_Work order_
The answer must be a word-for-word copy of the records below, with every picture left out.

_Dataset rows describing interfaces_

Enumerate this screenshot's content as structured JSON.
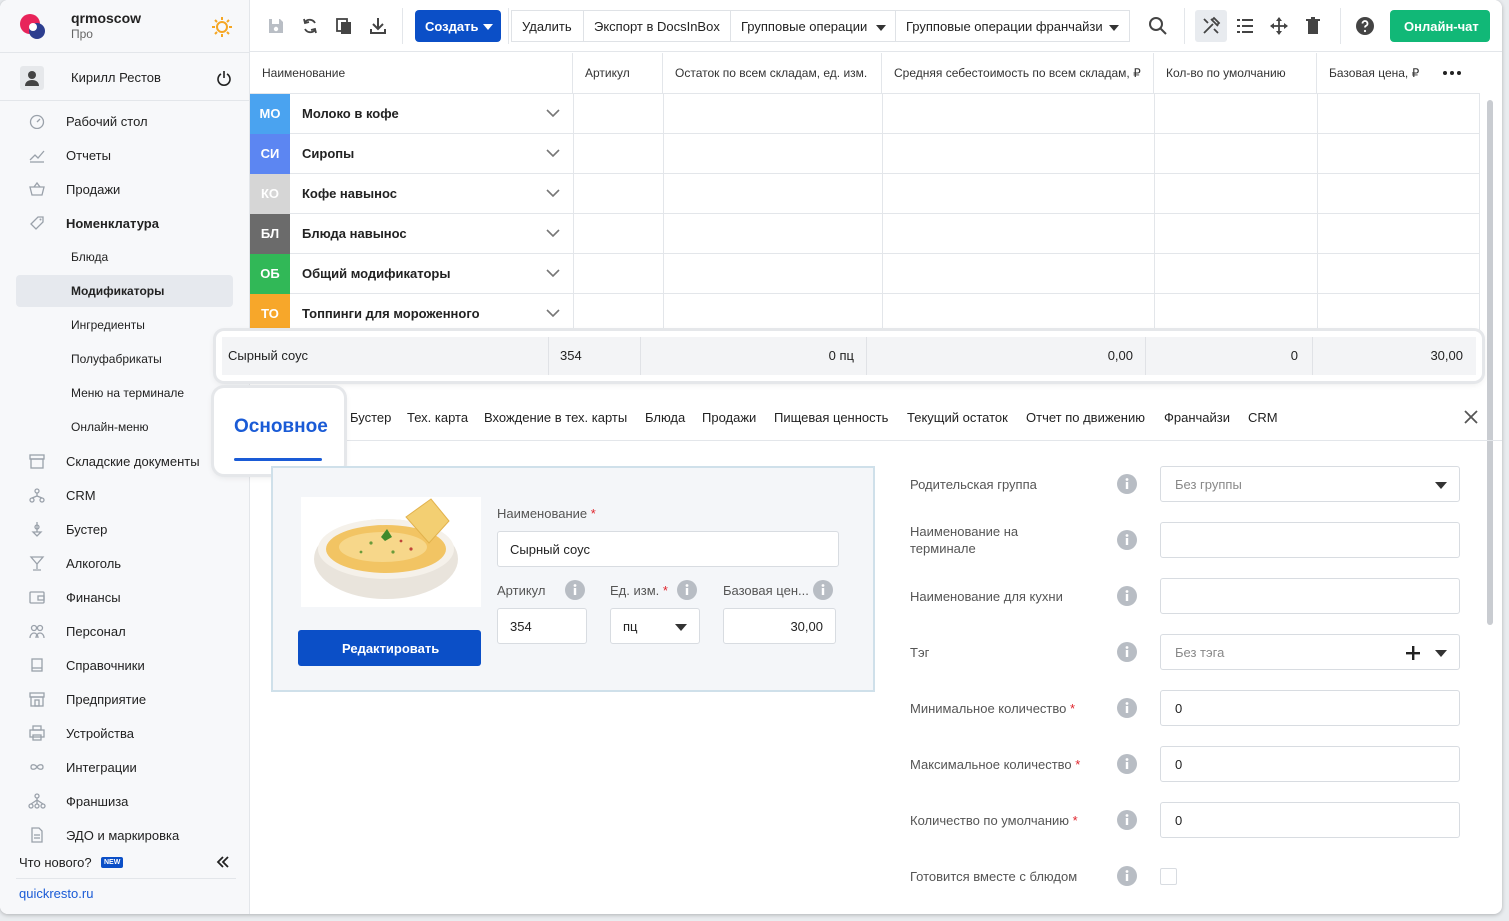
{
  "brand": {
    "name": "qrmoscow",
    "plan": "Про"
  },
  "user": {
    "name": "Кирилл Рестов"
  },
  "sidebar": {
    "items": [
      {
        "label": "Рабочий стол",
        "icon": "dashboard-icon"
      },
      {
        "label": "Отчеты",
        "icon": "chart-icon"
      },
      {
        "label": "Продажи",
        "icon": "basket-icon"
      },
      {
        "label": "Номенклатура",
        "icon": "tag-icon"
      },
      {
        "label": "Блюда"
      },
      {
        "label": "Модификаторы"
      },
      {
        "label": "Ингредиенты"
      },
      {
        "label": "Полуфабрикаты"
      },
      {
        "label": "Меню на терминале"
      },
      {
        "label": "Онлайн-меню"
      },
      {
        "label": "Складские документы",
        "icon": "warehouse-icon"
      },
      {
        "label": "CRM",
        "icon": "crm-icon"
      },
      {
        "label": "Бустер",
        "icon": "booster-icon"
      },
      {
        "label": "Алкоголь",
        "icon": "glass-icon"
      },
      {
        "label": "Финансы",
        "icon": "wallet-icon"
      },
      {
        "label": "Персонал",
        "icon": "staff-icon"
      },
      {
        "label": "Справочники",
        "icon": "book-icon"
      },
      {
        "label": "Предприятие",
        "icon": "store-icon"
      },
      {
        "label": "Устройства",
        "icon": "printer-icon"
      },
      {
        "label": "Интеграции",
        "icon": "infinity-icon"
      },
      {
        "label": "Франшиза",
        "icon": "network-icon"
      },
      {
        "label": "ЭДО и маркировка",
        "icon": "document-icon"
      }
    ],
    "whats_new": "Что нового?",
    "new_badge": "NEW",
    "footer_link": "quickresto.ru"
  },
  "toolbar": {
    "create": "Создать",
    "delete": "Удалить",
    "export": "Экспорт в DocsInBox",
    "group_ops": "Групповые операции",
    "group_ops_franchise": "Групповые операции франчайзи",
    "chat": "Онлайн-чат"
  },
  "table": {
    "columns": [
      "Наименование",
      "Артикул",
      "Остаток по всем складам, ед. изм.",
      "Средняя себестоимость по всем складам, ₽",
      "Кол-во по умолчанию",
      "Базовая цена, ₽"
    ],
    "groups": [
      {
        "abbr": "МО",
        "name": "Молоко в кофе",
        "color": "#4aa3f0"
      },
      {
        "abbr": "СИ",
        "name": "Сиропы",
        "color": "#5c86f2"
      },
      {
        "abbr": "КО",
        "name": "Кофе навынос",
        "color": "#d6d6d6"
      },
      {
        "abbr": "БЛ",
        "name": "Блюда навынос",
        "color": "#6b6b6b"
      },
      {
        "abbr": "ОБ",
        "name": "Общий модификаторы",
        "color": "#31b857"
      },
      {
        "abbr": "ТО",
        "name": "Топпинги для мороженного",
        "color": "#f7a72a"
      }
    ],
    "selected_row": {
      "name": "Сырный соус",
      "article": "354",
      "stock": "0 пц",
      "avg_cost": "0,00",
      "default_qty": "0",
      "base_price": "30,00"
    }
  },
  "tabs": {
    "active": "Основное",
    "items": [
      "Бустер",
      "Тех. карта",
      "Вхождение в тех. карты",
      "Блюда",
      "Продажи",
      "Пищевая ценность",
      "Текущий остаток",
      "Отчет по движению",
      "Франчайзи",
      "CRM"
    ]
  },
  "card": {
    "name_label": "Наименование",
    "name_value": "Сырный соус",
    "article_label": "Артикул",
    "article_value": "354",
    "unit_label": "Ед. изм.",
    "unit_value": "пц",
    "price_label": "Базовая цен...",
    "price_value": "30,00",
    "edit_button": "Редактировать",
    "required_mark": "*"
  },
  "form": {
    "parent_group_label": "Родительская группа",
    "parent_group_value": "Без группы",
    "terminal_name_label_1": "Наименование на",
    "terminal_name_label_2": "терминале",
    "kitchen_name_label": "Наименование для кухни",
    "tag_label": "Тэг",
    "tag_value": "Без тэга",
    "min_qty_label": "Минимальное количество",
    "min_qty_value": "0",
    "max_qty_label": "Максимальное количество",
    "max_qty_value": "0",
    "default_qty_label": "Количество по умолчанию",
    "default_qty_value": "0",
    "cooked_with_dish_label": "Готовится вместе с блюдом",
    "required_mark": "*"
  }
}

_The answer_
Enumerate this screenshot's content as structured JSON.
{
  "brand": {
    "name": "qrmoscow",
    "plan": "Про"
  },
  "user": {
    "name": "Кирилл Рестов"
  },
  "sidebar": {
    "items": [
      {
        "label": "Рабочий стол",
        "icon": "dashboard-icon"
      },
      {
        "label": "Отчеты",
        "icon": "chart-icon"
      },
      {
        "label": "Продажи",
        "icon": "basket-icon"
      },
      {
        "label": "Номенклатура",
        "icon": "tag-icon"
      },
      {
        "label": "Блюда"
      },
      {
        "label": "Модификаторы"
      },
      {
        "label": "Ингредиенты"
      },
      {
        "label": "Полуфабрикаты"
      },
      {
        "label": "Меню на терминале"
      },
      {
        "label": "Онлайн-меню"
      },
      {
        "label": "Складские документы",
        "icon": "warehouse-icon"
      },
      {
        "label": "CRM",
        "icon": "crm-icon"
      },
      {
        "label": "Бустер",
        "icon": "booster-icon"
      },
      {
        "label": "Алкоголь",
        "icon": "glass-icon"
      },
      {
        "label": "Финансы",
        "icon": "wallet-icon"
      },
      {
        "label": "Персонал",
        "icon": "staff-icon"
      },
      {
        "label": "Справочники",
        "icon": "book-icon"
      },
      {
        "label": "Предприятие",
        "icon": "store-icon"
      },
      {
        "label": "Устройства",
        "icon": "printer-icon"
      },
      {
        "label": "Интеграции",
        "icon": "infinity-icon"
      },
      {
        "label": "Франшиза",
        "icon": "network-icon"
      },
      {
        "label": "ЭДО и маркировка",
        "icon": "document-icon"
      }
    ],
    "whats_new": "Что нового?",
    "new_badge": "NEW",
    "footer_link": "quickresto.ru"
  },
  "toolbar": {
    "create": "Создать",
    "delete": "Удалить",
    "export": "Экспорт в DocsInBox",
    "group_ops": "Групповые операции",
    "group_ops_franchise": "Групповые операции франчайзи",
    "chat": "Онлайн-чат"
  },
  "table": {
    "columns": [
      "Наименование",
      "Артикул",
      "Остаток по всем складам, ед. изм.",
      "Средняя себестоимость по всем складам, ₽",
      "Кол-во по умолчанию",
      "Базовая цена, ₽"
    ],
    "groups": [
      {
        "abbr": "МО",
        "name": "Молоко в кофе",
        "color": "#4aa3f0"
      },
      {
        "abbr": "СИ",
        "name": "Сиропы",
        "color": "#5c86f2"
      },
      {
        "abbr": "КО",
        "name": "Кофе навынос",
        "color": "#d6d6d6"
      },
      {
        "abbr": "БЛ",
        "name": "Блюда навынос",
        "color": "#6b6b6b"
      },
      {
        "abbr": "ОБ",
        "name": "Общий модификаторы",
        "color": "#31b857"
      },
      {
        "abbr": "ТО",
        "name": "Топпинги для мороженного",
        "color": "#f7a72a"
      }
    ],
    "selected_row": {
      "name": "Сырный соус",
      "article": "354",
      "stock": "0 пц",
      "avg_cost": "0,00",
      "default_qty": "0",
      "base_price": "30,00"
    }
  },
  "tabs": {
    "active": "Основное",
    "items": [
      "Бустер",
      "Тех. карта",
      "Вхождение в тех. карты",
      "Блюда",
      "Продажи",
      "Пищевая ценность",
      "Текущий остаток",
      "Отчет по движению",
      "Франчайзи",
      "CRM"
    ]
  },
  "card": {
    "name_label": "Наименование",
    "name_value": "Сырный соус",
    "article_label": "Артикул",
    "article_value": "354",
    "unit_label": "Ед. изм.",
    "unit_value": "пц",
    "price_label": "Базовая цен...",
    "price_value": "30,00",
    "edit_button": "Редактировать",
    "required_mark": "*"
  },
  "form": {
    "parent_group_label": "Родительская группа",
    "parent_group_value": "Без группы",
    "terminal_name_label_1": "Наименование на",
    "terminal_name_label_2": "терминале",
    "kitchen_name_label": "Наименование для кухни",
    "tag_label": "Тэг",
    "tag_value": "Без тэга",
    "min_qty_label": "Минимальное количество",
    "min_qty_value": "0",
    "max_qty_label": "Максимальное количество",
    "max_qty_value": "0",
    "default_qty_label": "Количество по умолчанию",
    "default_qty_value": "0",
    "cooked_with_dish_label": "Готовится вместе с блюдом",
    "required_mark": "*"
  }
}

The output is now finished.